These different threads have led me to the point where I feel very strongly that there are not just limits implicit in the current mode of thought we have, but that there is a fundamental flaw that is causing wide scale havoc with our environment.

Favourite Metaphors, Quotes and Insights
Thanks to the minds of various giants I like to think I am able to stand on their shoulders and have assembled here some of my favourite thoughts from them that, together, encapsulate some of what I am going on about.

J.W. Goethe: Life is a Conversation. Ah yes, the wonderful idea of Delicate Empiricism.

David Bohm: Thought as a System which creates the world and then says “I didn’t do it!”. So our collective thought is creating organisations which are prisons, and then we can blame the “system” for all the problems, which, remember, we have created.

Rudolf Steiner: The problems of Dualism and the terrific difficulty of getting to Monism (which I link to a holistic way of seeing), though Henri Bortoft helps…

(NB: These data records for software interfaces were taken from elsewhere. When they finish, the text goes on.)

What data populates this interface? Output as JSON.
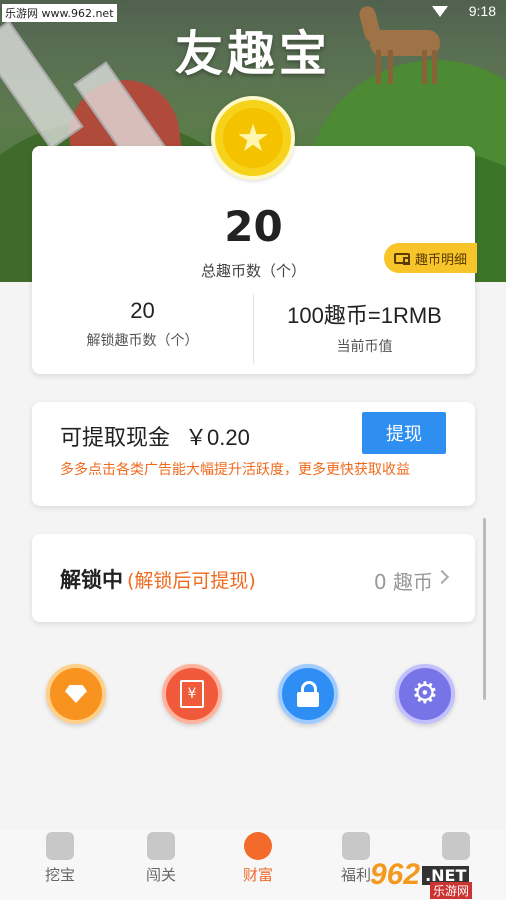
{
  "status_bar": {
    "watermark": "乐游网 www.962.net",
    "time": "9:18"
  },
  "app": {
    "title": "友趣宝"
  },
  "coin_card": {
    "total_value": "20",
    "total_label": "总趣币数（个）",
    "detail_badge": "趣币明细",
    "unlocked_value": "20",
    "unlocked_label": "解锁趣币数（个）",
    "rate_value": "100趣币=1RMB",
    "rate_label": "当前币值"
  },
  "cash_card": {
    "label": "可提取现金",
    "amount": "￥0.20",
    "withdraw_button": "提现",
    "tip": "多多点击各类广告能大幅提升活跃度，更多更快获取收益"
  },
  "unlock_card": {
    "title": "解锁中",
    "note": "(解锁后可提现)",
    "value": "0 趣币"
  },
  "quick_actions": [
    {
      "icon": "diamond-icon",
      "color": "#f7931e"
    },
    {
      "icon": "yen-card-icon",
      "color": "#f05a3a",
      "glyph": "¥"
    },
    {
      "icon": "lock-icon",
      "color": "#2e8ef4"
    },
    {
      "icon": "gear-icon",
      "color": "#7774e8",
      "glyph": "⚙"
    }
  ],
  "bottom_nav": [
    {
      "label": "挖宝",
      "icon": "monkey-icon",
      "active": false
    },
    {
      "label": "闯关",
      "icon": "chart-icon",
      "active": false
    },
    {
      "label": "财富",
      "icon": "wealth-icon",
      "active": true
    },
    {
      "label": "福利",
      "icon": "gift-icon",
      "active": false
    },
    {
      "label": "",
      "icon": "profile-icon",
      "active": false
    }
  ],
  "watermark_bottom": {
    "logo": "962",
    "net": ".NET",
    "cn": "乐游网"
  },
  "colors": {
    "accent_orange": "#f06a1c",
    "button_blue": "#2f8ff0",
    "badge_yellow": "#f7c42a"
  }
}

Henri Bortoft: We cannot know the whole in the same way as we know a thing.
This is worth more words here: The whole is not a thing. The way to the whole is through the parts. It is not to be encountered by stepping back and taking an overview. The whole is to be encountered by stepping into, and passing through, the parts.

Couple these ideas with the realisation from my own experience of how difficult it is to recruit competent, thoughtful, software developers and perhaps you can see why I am going through a rather angst-ridden period.

So I have now come to realise that we must must must change the way we collectively think. Obviously this requires us to individually be more clear in our own thought, but there are issues of social technique that we need to learn, which I believe are key to how we turn this around. Now here is a kicker, there is a major link with the whole Risk Averse rant I usually bore friends with. The trouble with all this tech is that there is a risk of letting it do the thinking for us.

My favourite example is the use of a satnav. I hate using a satnav that is telling me which way to turn. I once tested one and found its route choice to be flawed at best. No. I will choose the route thank you very much, and I will use the machine as a very useful map follower which traces where I am on the map. This is exactly what pilots are recommended to do when flying with a GPS. This is a prime of example of how to consciously use the technology.

So… the link to risk aversion. Well if you do not consciously use the technology, you stop thinking. This is comfortable, but in the end, dangerous. It is also very convenient for any government. Since to have a population who are quite willing to follow orders is just fine by them. Risk aversion also puts you in a comfort zone. Again this means you stop thinking. Which is of course tied up with existence :-), as Descartes realised:

I think therefore I am…

And thats enough for now.
See you soon.
Thanks for reading.

1: This was Science from an anthroposophical perspective (the Steiner lot if you don’t know what the word means). I co-presented one session about the “Conscious use of technology”. The conference in general was a positive experience that has started me tentatively re-approaching some of Rudolf Steiner’s ideas. In preparation I read Paul Emberson’s book called “From Gondishapur to Silicon Valley” which I found a difficult read as I felt it was rather too evangelical about just how nasty our present computer technology is. In recent days I have come to have a better view of this, but more about that in a later post.

I have found that, so far, the book called “Theory U” by Otto Scharmer is an inspiring read. It is early days as yet since I am about one third of the way through, but his insights from a personal perspective stop it being a dry book, for me at least, and I can relate to a lot of what is being said. His drive is to get to understand why we carry on doing things that are so destructive, and don’t seem to be able to change the results.

A close friend sent me a link to an article in the Daily Mail about Prof Henry Markram trying to make a conscious computer system. As far as I can see this is all an effort to get some more funding and investment. His approach is breathtakingly short sighted and is yet another instance, to me, of someone playing with their toys.